There is a lot of literature about the connection between good diet, gut health, and temperament, behavior, resilience, and mood.
In the March edition of Brain, Behavior, & Immunity, authors Lisa Christian and Michael Bailey find that our gut microbes impact behavior. Greater diversity of gut microbes was associated with positive mood, curiosity, sociability, and impulsivity. This was especially clear in boys compared with girls and also varied depending on stress. Whether the more outgoing kids have less stress hormone or whether the gut bacteria help mitigate the production of stress hormones was not yet clear.
So we need to keep doing all those things Dr. Magryta recommends for better gut health since it is the basis for balancing so many body and mind functions. The problem is that bad behaviors, lack of resilience, and bad mood can prevent the adoption of a healthy diet and good gut health. This brings us to the third leg of the metaphorical health stool* - stress. Some stress can motivate one to change habits and too much can be so overwhelming one can't even make a small change toward better health.
Certainly there is a readily identifiable correlation between stress and behaviors. Just skip a meal for a bunch of preschoolers and watch what happens. The acronym HALT comes to mind: Hunger, Anger, Loneliness, Tiredness. One should halt-rest, address, and reassess whenever any of these are noticed.
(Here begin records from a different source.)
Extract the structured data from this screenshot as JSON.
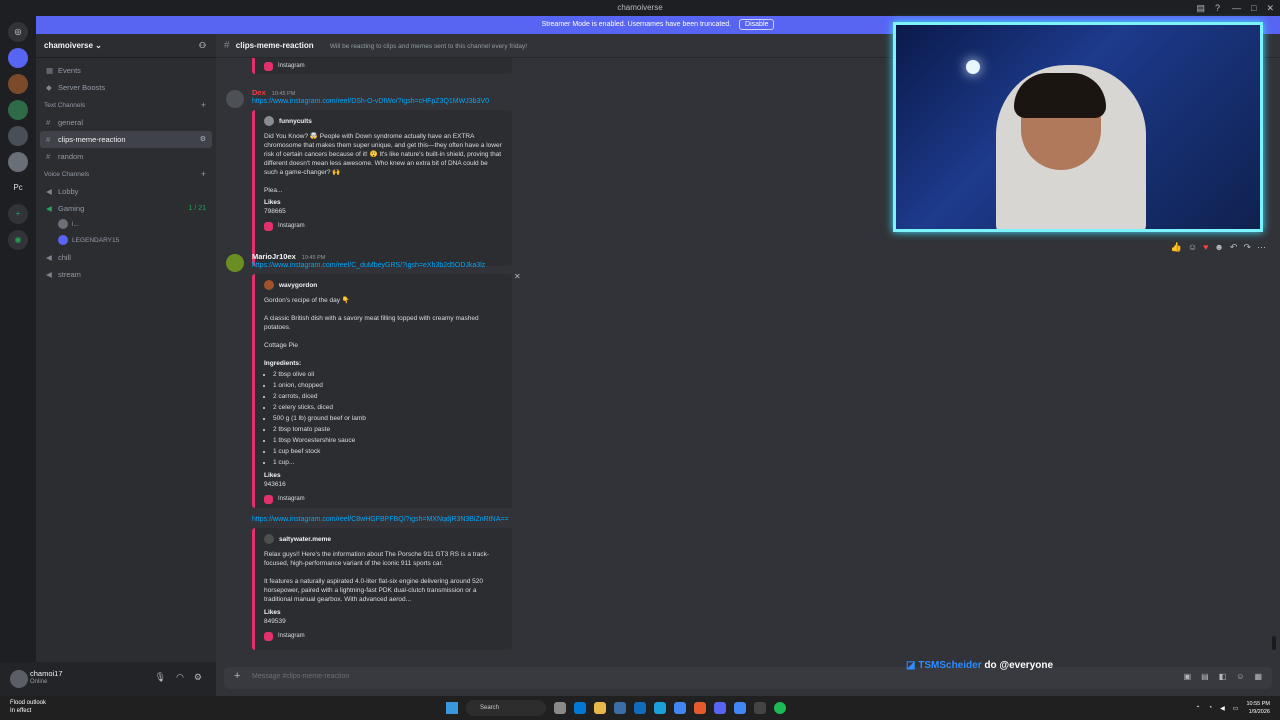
{
  "app_title": "chamoiverse",
  "banner": {
    "text": "Streamer Mode is enabled. Usernames have been truncated.",
    "button": "Disable"
  },
  "server_rail": [
    "Pc"
  ],
  "server": {
    "name": "chamoiverse",
    "top_items": [
      {
        "icon": "calendar-icon",
        "label": "Events"
      },
      {
        "icon": "boost-icon",
        "label": "Server Boosts"
      }
    ],
    "text_category": "Text Channels",
    "text_channels": [
      "general",
      "clips-meme-reaction",
      "random"
    ],
    "voice_category": "Voice Channels",
    "voice_channels": [
      {
        "name": "Lobby",
        "count": ""
      },
      {
        "name": "Gaming",
        "count": "1 / 21"
      }
    ],
    "gaming_users": [
      "l...",
      "LEGENDARY15"
    ],
    "extra_voice": [
      "chill",
      "stream"
    ]
  },
  "user": {
    "name": "chamoi17",
    "status": "Online"
  },
  "channel": {
    "name": "clips-meme-reaction",
    "topic": "Will be reacting to clips and memes sent to this channel every friday!"
  },
  "messages": {
    "top_embed_provider": "Instagram",
    "m1": {
      "author": "Dex",
      "time": "10:45 PM",
      "link": "https://www.instagram.com/reel/DSh-O-vDIWo/?igsh=cHFpZ3Q1MWJ3b3V0",
      "embed_author": "funnycults",
      "text": "Did You Know? 🤯 People with Down syndrome actually have an EXTRA chromosome that makes them super unique, and get this—they often have a lower risk of certain cancers because of it! 😲 It's like nature's built-in shield, proving that different doesn't mean less awesome. Who knew an extra bit of DNA could be such a game-changer? 🙌",
      "more": "Plea...",
      "likes_label": "Likes",
      "likes": "798665",
      "provider": "Instagram"
    },
    "m2": {
      "author": "MarioJr10ex",
      "time": "10:45 PM",
      "link": "https://www.instagram.com/reel/C_duMbeyGRS/?igsh=eXh3b2d5ODJka3lz",
      "embed_author": "wavygordon",
      "title": "Gordon's recipe of the day 👇",
      "desc": "A classic British dish with a savory meat filling topped with creamy mashed potatoes.",
      "dish": "Cottage Pie",
      "ingredients_label": "Ingredients:",
      "ingredients": [
        "2 tbsp olive oil",
        "1 onion, chopped",
        "2 carrots, diced",
        "2 celery sticks, diced",
        "500 g (1 lb) ground beef or lamb",
        "2 tbsp tomato paste",
        "1 tbsp Worcestershire sauce",
        "1 cup beef stock",
        "1 cup..."
      ],
      "likes_label": "Likes",
      "likes": "943616",
      "provider": "Instagram"
    },
    "m3": {
      "link": "https://www.instagram.com/reel/C8wHGFBPFBQ/?igsh=MXNqdjR3N3BiZnRtNA==",
      "embed_author": "saltywater.meme",
      "p1": "Relax guys!! Here's the information about The Porsche 911 GT3 RS is a track-focused, high-performance variant of the iconic 911 sports car.",
      "p2": "It features a naturally aspirated 4.0-liter flat-six engine delivering around 520 horsepower, paired with a lightning-fast PDK dual-clutch transmission or a traditional manual gearbox. With advanced aerod...",
      "likes_label": "Likes",
      "likes": "849539",
      "provider": "Instagram"
    }
  },
  "composer": {
    "placeholder": "Message #clips-meme-reaction"
  },
  "overlay": {
    "twitch_user": "TSMScheider",
    "message": "do @everyone"
  },
  "taskbar": {
    "weather_line1": "Flood outlook",
    "weather_line2": "In effect",
    "search": "Search",
    "time": "10:55 PM",
    "date": "1/9/2026"
  },
  "colors": {
    "accent": "#5865f2",
    "instagram": "#e1306c",
    "link": "#00a8fc",
    "cam_border": "#7cf4ff"
  }
}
We could add illness, thirst, sensory overload (too many demands with too little reinforcement and support) to the list especially when thinking of children who cannot always communicate these needs. Parents will likely recognize that these can all trigger the unpleasant temper tantrum. Then, when the parent's stress increases, the child's increases exponentially.
When you find yourself in this position, it helps to detach or step back from the situation and try to look at your child's perspective. If they are in meltdown, then they need some space and time to work themselves through it. Take some time to breathe deeply and review the HALT acronym for triggers that may have precipitated things. Think through what signs they gave before the meltdown or that they were becoming overwhelmed. Make a note to watch for those signs and intervene to relieve that stress to help your child bounce back from the stress before it overwhelms. It is not easy, but the good news is you have recognized the first step - realizing the source, depth, or new perspective of the problem.
Now you can do some homework and preparation and come up with a plan. The plan will give you focus and direction which helps self-doubt and criticism take a back seat because you feel empowered. You can stay the course through the storm and the others in the family will follow. If you don't feel empowered or have enough strength to create a plan, then you know you need help. Schedule an appointment with a behavioral health team. Your child's therapists can be another resource for support to help break down the steps needed for better behavior and help reinforce those both at home and in therapy for a common goal.
Take home point: Learn to HALT and grow as a parent!
* Health stool - has four legs. 1) nutrition, 2) physical movement, 3) stress/spirit and 4) chemical exposure. To maintain good health, these four legs need to remain stable in their respective ways.